by Jimbo Hellguera
Australian technical death metal monsters, Psycroptic, have returned with their eponymously-titled sixth album, which also happens to be their first album for Prosthetic Records. What is, perhaps, clearer than ever is the fact Death Metal is too limiting of a term for the music Psycroptic creates, even if their roots are still firmly planted in the fetid soil of that genre.
Thrash, Prog, and even the more melodic elements of Hardcore all add to the layers of musical complexity in this release, particularly in the vocals which seem significantly removed from simple growls.
The opening track “Echoes to Come,” teases, briefly hints of ethnic-sounding melody before sinking some riff-tastic hooks into the listener and pummeling them with potent double-bass. And just when you start to feel yourself getting comfortable, the song twists with exotic but tasty leads, harmonies and time-changes.
The chanting-meets-shouting chorus, not unlike something to be found on a Nile song, certainly works here. Is this song still pit-worthy? Absolutely. And by the end of the song, the breakdown truly invites some wicked moshing.
Delving deeper into this album makes it immediately clear is that the production is crisp and surprisingly warm while still feeling crushingly metallic, and able to present the range of instrumental dynamics essential to Psycroptic’s sound.
There is a risk to an almost-tinny sound for tech-death, when the essence of brutality is lost in the technical expressions, but nothing here sounds less than ringing iron, occasionally molten.
It is difficult to talk about Psycroptic without mentioning David Haley’s stellar drumming. He possesses both the mega-speed and technical chops to match most any of the elite death metal drummers, but shows the sort of restraint and tasteful choices in his instrument that are the hallmark of a mature musician.

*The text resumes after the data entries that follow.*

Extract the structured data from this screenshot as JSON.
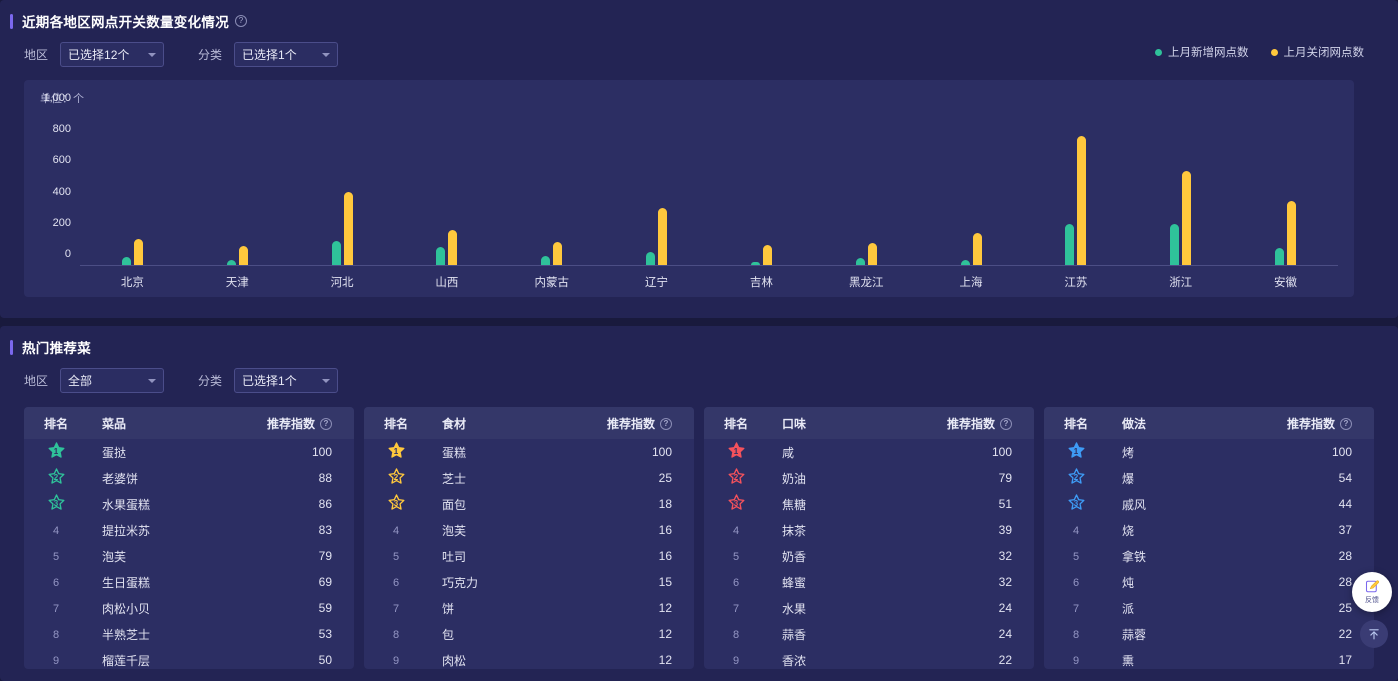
{
  "chart_section": {
    "title": "近期各地区网点开关数量变化情况",
    "help_icon": "help-circle-icon",
    "filters": [
      {
        "label": "地区",
        "value": "已选择12个"
      },
      {
        "label": "分类",
        "value": "已选择1个"
      }
    ],
    "legend": [
      {
        "label": "上月新增网点数",
        "color": "#2fc29a"
      },
      {
        "label": "上月关闭网点数",
        "color": "#ffc83d"
      }
    ],
    "unit": "单位：个"
  },
  "chart_data": {
    "type": "bar",
    "title": "近期各地区网点开关数量变化情况",
    "xlabel": "",
    "ylabel": "个",
    "ylim": [
      0,
      1000
    ],
    "yticks": [
      "0",
      "200",
      "400",
      "600",
      "800",
      "1,000"
    ],
    "grid": false,
    "legend_position": "top-right",
    "categories": [
      "北京",
      "天津",
      "河北",
      "山西",
      "内蒙古",
      "辽宁",
      "吉林",
      "黑龙江",
      "上海",
      "江苏",
      "浙江",
      "安徽"
    ],
    "series": [
      {
        "name": "上月新增网点数",
        "color": "#2fc29a",
        "values": [
          53,
          30,
          152,
          113,
          60,
          86,
          20,
          42,
          33,
          265,
          265,
          106
        ]
      },
      {
        "name": "上月关闭网点数",
        "color": "#ffc83d",
        "values": [
          167,
          119,
          470,
          225,
          146,
          364,
          126,
          139,
          206,
          827,
          604,
          410
        ]
      }
    ]
  },
  "tables_section": {
    "title": "热门推荐菜",
    "filters": [
      {
        "label": "地区",
        "value": "全部"
      },
      {
        "label": "分类",
        "value": "已选择1个"
      }
    ],
    "tables": [
      {
        "star_color": "#2fc29a",
        "headers": {
          "rank": "排名",
          "name": "菜品",
          "score": "推荐指数"
        },
        "rows": [
          {
            "rank": "1",
            "name": "蛋挞",
            "score": "100"
          },
          {
            "rank": "2",
            "name": "老婆饼",
            "score": "88"
          },
          {
            "rank": "3",
            "name": "水果蛋糕",
            "score": "86"
          },
          {
            "rank": "4",
            "name": "提拉米苏",
            "score": "83"
          },
          {
            "rank": "5",
            "name": "泡芙",
            "score": "79"
          },
          {
            "rank": "6",
            "name": "生日蛋糕",
            "score": "69"
          },
          {
            "rank": "7",
            "name": "肉松小贝",
            "score": "59"
          },
          {
            "rank": "8",
            "name": "半熟芝士",
            "score": "53"
          },
          {
            "rank": "9",
            "name": "榴莲千层",
            "score": "50"
          }
        ]
      },
      {
        "star_color": "#ffc83d",
        "headers": {
          "rank": "排名",
          "name": "食材",
          "score": "推荐指数"
        },
        "rows": [
          {
            "rank": "1",
            "name": "蛋糕",
            "score": "100"
          },
          {
            "rank": "2",
            "name": "芝士",
            "score": "25"
          },
          {
            "rank": "3",
            "name": "面包",
            "score": "18"
          },
          {
            "rank": "4",
            "name": "泡芙",
            "score": "16"
          },
          {
            "rank": "5",
            "name": "吐司",
            "score": "16"
          },
          {
            "rank": "6",
            "name": "巧克力",
            "score": "15"
          },
          {
            "rank": "7",
            "name": "饼",
            "score": "12"
          },
          {
            "rank": "8",
            "name": "包",
            "score": "12"
          },
          {
            "rank": "9",
            "name": "肉松",
            "score": "12"
          }
        ]
      },
      {
        "star_color": "#f4525c",
        "headers": {
          "rank": "排名",
          "name": "口味",
          "score": "推荐指数"
        },
        "rows": [
          {
            "rank": "1",
            "name": "咸",
            "score": "100"
          },
          {
            "rank": "2",
            "name": "奶油",
            "score": "79"
          },
          {
            "rank": "3",
            "name": "焦糖",
            "score": "51"
          },
          {
            "rank": "4",
            "name": "抹茶",
            "score": "39"
          },
          {
            "rank": "5",
            "name": "奶香",
            "score": "32"
          },
          {
            "rank": "6",
            "name": "蜂蜜",
            "score": "32"
          },
          {
            "rank": "7",
            "name": "水果",
            "score": "24"
          },
          {
            "rank": "8",
            "name": "蒜香",
            "score": "24"
          },
          {
            "rank": "9",
            "name": "香浓",
            "score": "22"
          }
        ]
      },
      {
        "star_color": "#3e9bf5",
        "headers": {
          "rank": "排名",
          "name": "做法",
          "score": "推荐指数"
        },
        "rows": [
          {
            "rank": "1",
            "name": "烤",
            "score": "100"
          },
          {
            "rank": "2",
            "name": "爆",
            "score": "54"
          },
          {
            "rank": "3",
            "name": "戚风",
            "score": "44"
          },
          {
            "rank": "4",
            "name": "烧",
            "score": "37"
          },
          {
            "rank": "5",
            "name": "拿铁",
            "score": "28"
          },
          {
            "rank": "6",
            "name": "炖",
            "score": "28"
          },
          {
            "rank": "7",
            "name": "派",
            "score": "25"
          },
          {
            "rank": "8",
            "name": "蒜蓉",
            "score": "22"
          },
          {
            "rank": "9",
            "name": "熏",
            "score": "17"
          }
        ]
      }
    ]
  },
  "floating": {
    "feedback_label": "反馈",
    "feedback_icon": "edit-pencil-icon",
    "back_to_top_icon": "arrow-up-icon"
  }
}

This results in patterns, blasts, and accents that do not overpower the compositions, even though they stand out in nearly every song; even amidst guitar and bass work which is all equally notable in terms of skill and execution.
Midway through the album, “Setting the Skies Ablaze,” is a particularly impressive display of musicianship and songwriting, and marks a significant high point — not just in the album, but for Psycroptic’s music.
This is, ultimately, an album that will stand up to repeated listens and manage to reveal new layers of musical depth with each spin. Yet, it engages almost immediately, further establishing that Haley and company have really mastered the balance between technical wizardry and mature songwriting. Psycroptic, who were among those to really advance the genre of technical Death Metal, have effectively transcended it and may need to invent a new label to match the diversity of their music.